> **What is being asked**
What is the number of lines in the following data that contain "Form"? Answer with the number alone.

> **Entries supplied**
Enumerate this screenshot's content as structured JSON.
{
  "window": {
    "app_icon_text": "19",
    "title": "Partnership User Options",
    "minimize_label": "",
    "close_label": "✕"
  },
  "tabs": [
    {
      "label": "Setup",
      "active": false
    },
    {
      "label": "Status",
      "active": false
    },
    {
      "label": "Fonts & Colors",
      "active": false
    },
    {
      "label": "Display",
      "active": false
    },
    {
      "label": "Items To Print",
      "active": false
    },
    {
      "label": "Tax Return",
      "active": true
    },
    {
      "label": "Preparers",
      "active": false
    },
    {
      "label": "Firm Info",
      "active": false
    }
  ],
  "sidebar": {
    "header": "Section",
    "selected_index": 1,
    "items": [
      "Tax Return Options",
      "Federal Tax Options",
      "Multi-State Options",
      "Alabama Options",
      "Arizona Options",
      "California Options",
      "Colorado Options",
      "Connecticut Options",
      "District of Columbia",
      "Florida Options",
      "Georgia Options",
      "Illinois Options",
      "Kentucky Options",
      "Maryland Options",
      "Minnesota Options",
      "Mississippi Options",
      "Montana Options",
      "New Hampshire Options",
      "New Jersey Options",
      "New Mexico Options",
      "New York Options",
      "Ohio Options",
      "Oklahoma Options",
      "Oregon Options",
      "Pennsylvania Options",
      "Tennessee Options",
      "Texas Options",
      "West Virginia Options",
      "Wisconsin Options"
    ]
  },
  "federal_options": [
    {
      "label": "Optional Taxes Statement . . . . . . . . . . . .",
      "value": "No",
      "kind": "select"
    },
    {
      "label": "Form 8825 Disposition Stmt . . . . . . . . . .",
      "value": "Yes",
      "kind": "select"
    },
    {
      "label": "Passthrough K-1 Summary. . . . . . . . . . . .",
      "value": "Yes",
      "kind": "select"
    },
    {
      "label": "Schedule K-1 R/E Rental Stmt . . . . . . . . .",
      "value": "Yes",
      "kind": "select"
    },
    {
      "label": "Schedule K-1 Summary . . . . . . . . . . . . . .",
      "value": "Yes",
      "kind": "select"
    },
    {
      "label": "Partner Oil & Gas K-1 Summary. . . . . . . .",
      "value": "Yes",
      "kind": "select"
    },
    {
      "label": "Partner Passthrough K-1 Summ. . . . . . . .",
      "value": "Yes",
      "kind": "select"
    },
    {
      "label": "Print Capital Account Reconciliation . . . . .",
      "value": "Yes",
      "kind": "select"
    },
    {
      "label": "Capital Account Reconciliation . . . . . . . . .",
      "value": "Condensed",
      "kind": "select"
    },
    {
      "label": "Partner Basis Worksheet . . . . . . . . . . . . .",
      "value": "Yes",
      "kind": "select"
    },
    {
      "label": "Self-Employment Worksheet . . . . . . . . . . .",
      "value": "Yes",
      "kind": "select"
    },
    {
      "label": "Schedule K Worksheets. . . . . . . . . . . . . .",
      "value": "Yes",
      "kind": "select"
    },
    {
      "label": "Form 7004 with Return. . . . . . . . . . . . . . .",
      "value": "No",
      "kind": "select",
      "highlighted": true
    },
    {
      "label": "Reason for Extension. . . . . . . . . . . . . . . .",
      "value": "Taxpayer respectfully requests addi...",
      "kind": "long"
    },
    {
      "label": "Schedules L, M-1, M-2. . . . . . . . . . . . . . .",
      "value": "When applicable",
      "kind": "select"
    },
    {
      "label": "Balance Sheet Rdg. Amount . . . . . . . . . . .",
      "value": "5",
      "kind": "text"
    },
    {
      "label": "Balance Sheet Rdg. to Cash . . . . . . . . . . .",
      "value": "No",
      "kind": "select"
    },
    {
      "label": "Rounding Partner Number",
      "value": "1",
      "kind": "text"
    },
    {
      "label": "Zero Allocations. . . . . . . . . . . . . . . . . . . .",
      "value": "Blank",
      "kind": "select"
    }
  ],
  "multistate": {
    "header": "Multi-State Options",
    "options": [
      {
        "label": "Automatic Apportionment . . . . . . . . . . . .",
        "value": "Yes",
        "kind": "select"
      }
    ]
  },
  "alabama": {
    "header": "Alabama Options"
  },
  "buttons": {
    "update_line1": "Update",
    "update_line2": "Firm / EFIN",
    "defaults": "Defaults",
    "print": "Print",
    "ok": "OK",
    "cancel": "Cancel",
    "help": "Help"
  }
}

> **Response for this exercise**
2